Singh said by telephone that Romania was “obfuscating and in denial” in its arguments.
Singh said her client, Saudi Arabian national Abd al Rahim al Nashiri, was shackled, sleep-deprived, subjected to loud noise and bright lights, slapped and given forced rectal feeding at a Bucharest CIA prison in 2004. He is currently in U.S. custody at Guantánamo Bay, charged in death-penalty proceedings as the alleged mastermind of al-Qaida’s suicide bombing of the USS Cole warship off Yemen in October 2000. Seventeen U.S. service members died in that attack.
Singh also said that his alleged mistreatment had not yielded useful information.
The U.S. Senate Intelligence Committee report on CIA torture was completed in 2014. It detailed the torture of prisoners and how government oversight was prevented.
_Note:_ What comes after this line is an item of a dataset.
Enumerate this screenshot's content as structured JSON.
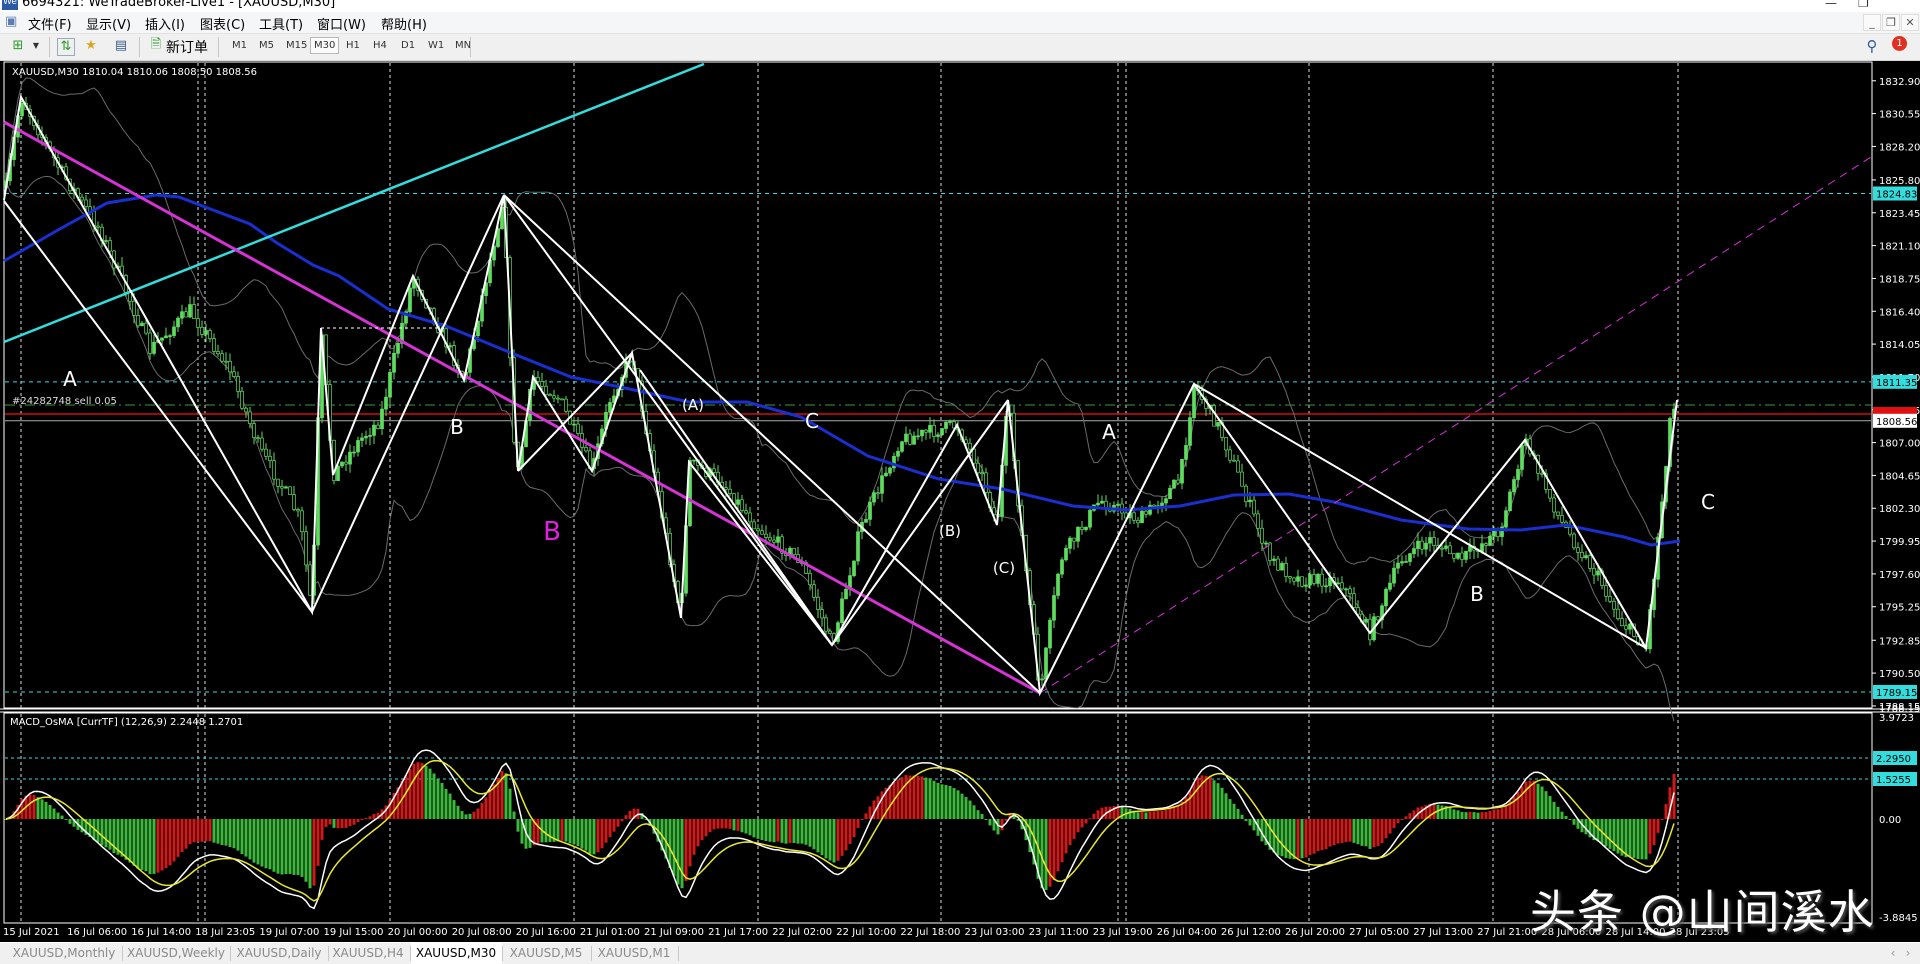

The report did not directly mention Romania.
Amnesty International called Wednesday’s hearing a “milestone in accountability.”